Many people think that rent to own is basically just renting a house for a certain amount of time and then at the end, you now own the house. So, you come in with your security deposit and first and last month's rent. Then you pay your rent, which is actually going to pay off the house. And then after a specified number of years, you have your own house!! In other words, people believe that rent to own means that you are renting the house in order to eventually own it.

 

Unfortunately, that's not really what rent to own means. In real estate, rent to own refers to what is actually known as a lease option or lease with option to buy. This is similar to a car lease, except with a house. In a lease option, you agree to rent the house for a specified amount of time and then have the option to buy the house at any point during or at the end of the lease period. In turn, your landlord agrees not to sell the house to anyone else until the option period ends. You would both sign a contract binding you to these terms. In other words, rent to own means that your rent converts to ownership, should the contract be fulfilled.

 

Lease option contracts can contain different terms.

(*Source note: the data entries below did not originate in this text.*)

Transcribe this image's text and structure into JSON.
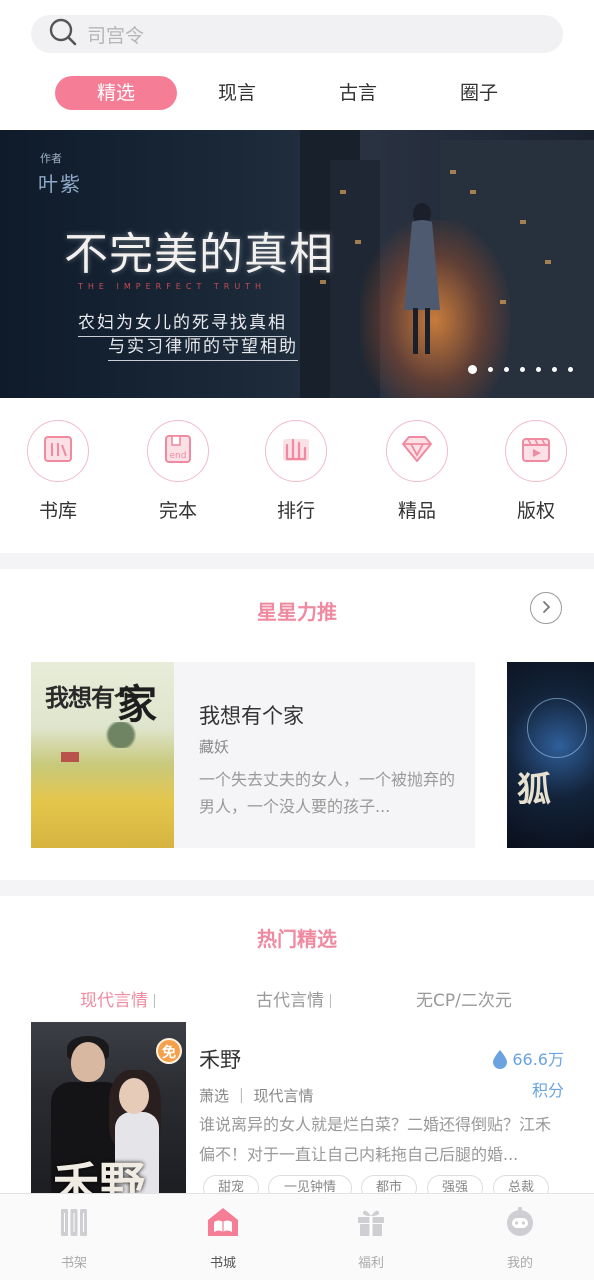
{
  "search": {
    "placeholder": "司宫令"
  },
  "tabs": [
    {
      "label": "精选",
      "active": true
    },
    {
      "label": "现言"
    },
    {
      "label": "古言"
    },
    {
      "label": "圈子"
    }
  ],
  "banner": {
    "author_tag": "作者",
    "author": "叶紫",
    "title": "不完美的真相",
    "subtitle_en": "THE IMPERFECT TRUTH",
    "line1": "农妇为女儿的死寻找真相",
    "line2": "与实习律师的守望相助",
    "slide_count": 7,
    "active_slide": 1
  },
  "categories": [
    {
      "label": "书库",
      "icon": "library-icon"
    },
    {
      "label": "完本",
      "icon": "finished-icon"
    },
    {
      "label": "排行",
      "icon": "ranking-icon"
    },
    {
      "label": "精品",
      "icon": "diamond-icon"
    },
    {
      "label": "版权",
      "icon": "copyright-icon"
    }
  ],
  "recommend": {
    "title": "星星力推",
    "book": {
      "title": "我想有个家",
      "author": "藏妖",
      "desc": "一个失去丈夫的女人，一个被抛弃的男人，一个没人要的孩子...",
      "cover_text_1": "我想有个",
      "cover_text_2": "家"
    },
    "next_cover_text": "狐"
  },
  "hot": {
    "title": "热门精选",
    "subtabs": [
      {
        "label": "现代言情",
        "active": true
      },
      {
        "label": "古代言情"
      },
      {
        "label": "无CP/二次元"
      }
    ],
    "book": {
      "title": "禾野",
      "meta": "萧选 ｜ 现代言情",
      "desc": "谁说离异的女人就是烂白菜？二婚还得倒贴？江禾偏不！对于一直让自己内耗拖自己后腿的婚...",
      "score": "66.6万",
      "score_unit": "积分",
      "free_badge": "免",
      "cover_text": "禾野",
      "tags": [
        "甜宠",
        "一见钟情",
        "都市",
        "强强",
        "总裁"
      ]
    }
  },
  "bottom_nav": [
    {
      "label": "书架",
      "icon": "bookshelf-icon"
    },
    {
      "label": "书城",
      "icon": "bookstore-icon",
      "active": true
    },
    {
      "label": "福利",
      "icon": "gift-icon"
    },
    {
      "label": "我的",
      "icon": "profile-icon"
    }
  ],
  "colors": {
    "accent": "#f57d96",
    "accent_text": "#f08aa0",
    "score": "#6aa3e0",
    "gray_bg": "#f4f4f6"
  }
}
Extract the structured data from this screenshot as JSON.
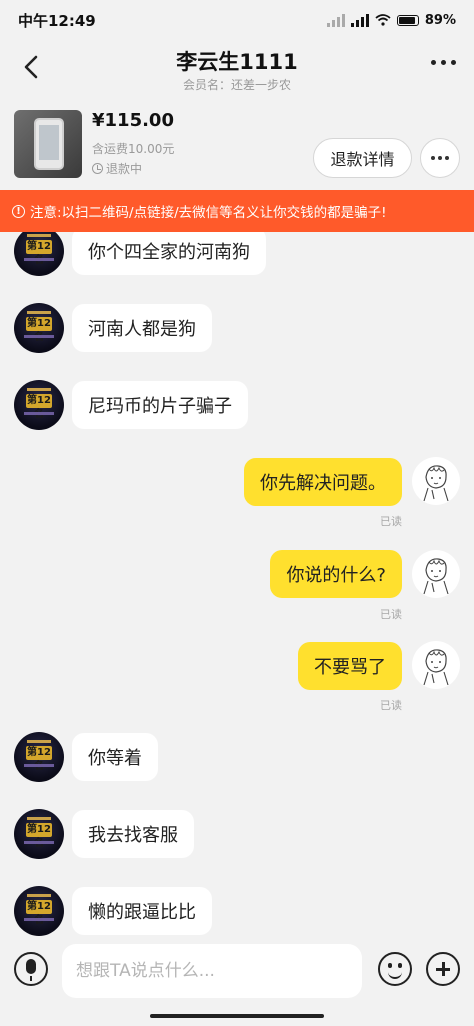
{
  "status_bar": {
    "time": "中午12:49",
    "battery": "89%"
  },
  "header": {
    "title": "李云生1111",
    "member_label": "会员名：还差一步农"
  },
  "product": {
    "price": "¥115.00",
    "shipping": "含运费10.00元",
    "status": "退款中",
    "refund_button": "退款详情"
  },
  "warning": "注意:以扫二维码/点链接/去微信等名义让你交钱的都是骗子!",
  "messages": [
    {
      "side": "left",
      "text": "你个四全家的河南狗"
    },
    {
      "side": "left",
      "text": "河南人都是狗"
    },
    {
      "side": "left",
      "text": "尼玛币的片子骗子"
    },
    {
      "side": "right",
      "text": "你先解决问题。",
      "read": "已读"
    },
    {
      "side": "right",
      "text": "你说的什么?",
      "read": "已读"
    },
    {
      "side": "right",
      "text": "不要骂了",
      "read": "已读"
    },
    {
      "side": "left",
      "text": "你等着"
    },
    {
      "side": "left",
      "text": "我去找客服"
    },
    {
      "side": "left",
      "text": "懒的跟逼比比"
    }
  ],
  "avatar_badge": "第12名",
  "input": {
    "placeholder": "想跟TA说点什么..."
  },
  "icons": {
    "back": "chevron-left-icon",
    "more": "more-horizontal-icon",
    "warning": "info-circle-icon",
    "clock": "clock-icon",
    "mic": "microphone-icon",
    "emoji": "emoji-icon",
    "plus": "plus-circle-icon"
  },
  "colors": {
    "warning_bg": "#ff5a2a",
    "my_bubble": "#ffe02e",
    "page_bg": "#f2f2f2"
  }
}
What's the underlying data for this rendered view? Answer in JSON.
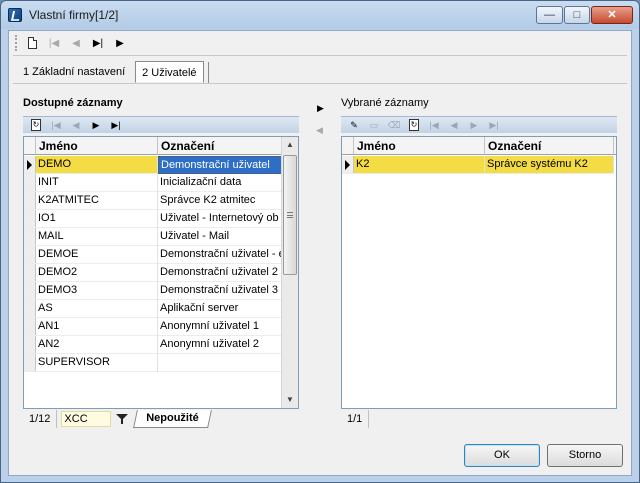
{
  "window": {
    "title": "Vlastní firmy[1/2]",
    "controls": {
      "minimize": "—",
      "maximize": "□",
      "close": "✕"
    }
  },
  "toolbar": {
    "icons": [
      "new-document-icon",
      "first-record-icon",
      "previous-record-icon",
      "next-record-icon",
      "last-record-icon"
    ]
  },
  "tabs": [
    {
      "label": "1 Základní nastavení",
      "active": false
    },
    {
      "label": "2 Uživatelé",
      "active": true
    }
  ],
  "left_panel": {
    "label": "Dostupné záznamy",
    "columns": [
      "Jméno",
      "Označení"
    ],
    "rows": [
      {
        "name": "DEMO",
        "label": "Demonstrační uživatel"
      },
      {
        "name": "INIT",
        "label": "Inicializační data"
      },
      {
        "name": "K2ATMITEC",
        "label": "Správce K2 atmitec"
      },
      {
        "name": "IO1",
        "label": "Uživatel - Internetový ob"
      },
      {
        "name": "MAIL",
        "label": "Uživatel - Mail"
      },
      {
        "name": "DEMOE",
        "label": "Demonstrační uživatel - e"
      },
      {
        "name": "DEMO2",
        "label": "Demonstrační uživatel 2"
      },
      {
        "name": "DEMO3",
        "label": "Demonstrační uživatel 3"
      },
      {
        "name": "AS",
        "label": "Aplikační server"
      },
      {
        "name": "AN1",
        "label": "Anonymní uživatel 1"
      },
      {
        "name": "AN2",
        "label": "Anonymní uživatel 2"
      },
      {
        "name": "SUPERVISOR",
        "label": ""
      }
    ],
    "selected_index": 0,
    "status": {
      "count": "1/12",
      "filter_value": "XCC",
      "bottom_tab": "Nepoužité"
    }
  },
  "right_panel": {
    "label": "Vybrané záznamy",
    "columns": [
      "Jméno",
      "Označení"
    ],
    "rows": [
      {
        "name": "K2",
        "label": "Správce systému K2"
      }
    ],
    "selected_index": 0,
    "status": {
      "count": "1/1"
    }
  },
  "buttons": {
    "ok": "OK",
    "cancel": "Storno"
  },
  "colors": {
    "selection": "#f4dc45",
    "focus_cell": "#2f6ec7",
    "window_frame": "#bcd1e9"
  }
}
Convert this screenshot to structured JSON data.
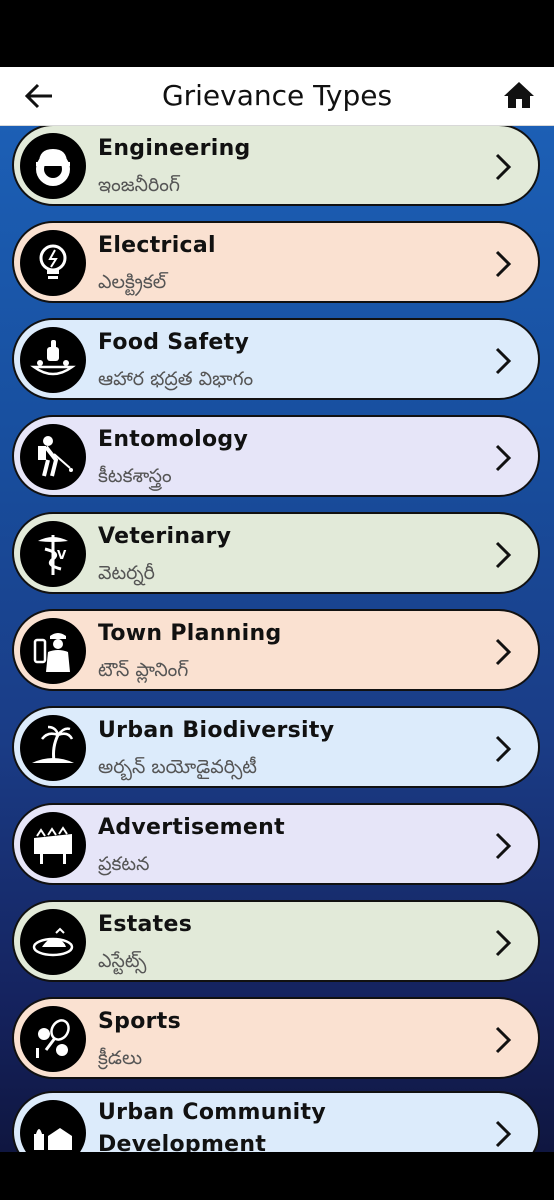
{
  "header": {
    "title": "Grievance Types"
  },
  "colors": {
    "green": "#e2ead9",
    "peach": "#fae1d1",
    "blue": "#dcebfb",
    "lavender": "#e6e5f8"
  },
  "items": [
    {
      "title": "Engineering",
      "subtitle": "ఇంజనీరింగ్",
      "icon": "engineering-helmet-gear-icon"
    },
    {
      "title": "Electrical",
      "subtitle": "ఎలక్ట్రికల్",
      "icon": "lightbulb-icon"
    },
    {
      "title": "Food Safety",
      "subtitle": "ఆహార భద్రత విభాగం",
      "icon": "food-thumbs-up-icon"
    },
    {
      "title": "Entomology",
      "subtitle": "కీటకశాస్త్రం",
      "icon": "sprayer-person-icon"
    },
    {
      "title": "Veterinary",
      "subtitle": "వెటర్నరీ",
      "icon": "caduceus-icon"
    },
    {
      "title": "Town Planning",
      "subtitle": "టౌన్ ప్లానింగ్",
      "icon": "planner-worker-icon"
    },
    {
      "title": "Urban Biodiversity",
      "subtitle": "అర్బన్ బయోడైవర్సిటీ",
      "icon": "palm-island-icon"
    },
    {
      "title": "Advertisement",
      "subtitle": "ప్రకటన",
      "icon": "billboard-icon"
    },
    {
      "title": "Estates",
      "subtitle": "ఎస్టేట్స్",
      "icon": "land-estate-icon"
    },
    {
      "title": "Sports",
      "subtitle": "క్రీడలు",
      "icon": "sports-balls-icon"
    },
    {
      "title": "Urban Community Development",
      "subtitle": "",
      "icon": "community-buildings-icon"
    }
  ]
}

But there are some things that you will commonly see in a contract. First, it's common for the landlord/seller to ask for option money upfront. Basically, this is money that you pay in order to reserve first rights to the house. This option money may or may not go towards the purchase of the house. Second, the rent you pay every month during the option period most likely will not go fully towards the purchase price of the house. In fact, with some contracts none of that rent will go towards the purchase of the house. In other contracts, a portion of the rent will go towards the purchase of the house, but you will often pay a higher rent amount when this happens. Lastly, should you not purchase the house within the option period for any reason, any and all money you paid up until that point will be forfeit. This means that when you don't purchase the house, you lose your option money and any extra rent you may have paid.

 

Rent to own can be an option if you do not have the credit in order to go through a traditional home purchase because it gives you the time to repair your credit. However, it may not be the best option for many people because you have a very good chance of losing the money you put towards purchasing the house.

 

There is another type of purchase that resembles the common misconception of rent to own, which is owner carry or seller financing. In this type of contract, the owner/seller of the house finances the purchase. In other words, instead of borrowing money from the bank, the owner will sell the house to you and then you pay all your house payments to the seller. This can be another option for those who do not qualify for a loan through a bank or mortgage broker due to credit. However, seller financing contracts often require large down payments because the seller needs some guarantee that you will actually make your payments. In addition to this, many times seller financing contracts will have higher interest rates than the current interest rates offered through a traditional lender.

 

One reason people might look at these options is because they feel like they do not have the money for a down payment. However, both of these options will most likely require money up front. And there are loan programs available that require either a low down payment or no down payment at all. So, if lack of a down payment is what is prompting you to look at other options, it may be a good time to talk with a lender and see if you qualify for any of these programs.

 

Owning a home is a dream that many people have, but many people also often find themselves in situations where they think it's not possible. Rent to own houses (lease options) and seller financing are two options that may give people who don't qualify for a loan based on credit will often consider. However, both of them do have disadvantages that should be considered before going that route. For many people, continuing to rent while getting credit counseling or credit repair help to establish credit or raise their credit score may be their best option.  That may not be what most people want to hear, but when getting ready to make what may be the largest investment of you life, exploring all options and understanding the pros and cons of each is the wisest thing to do.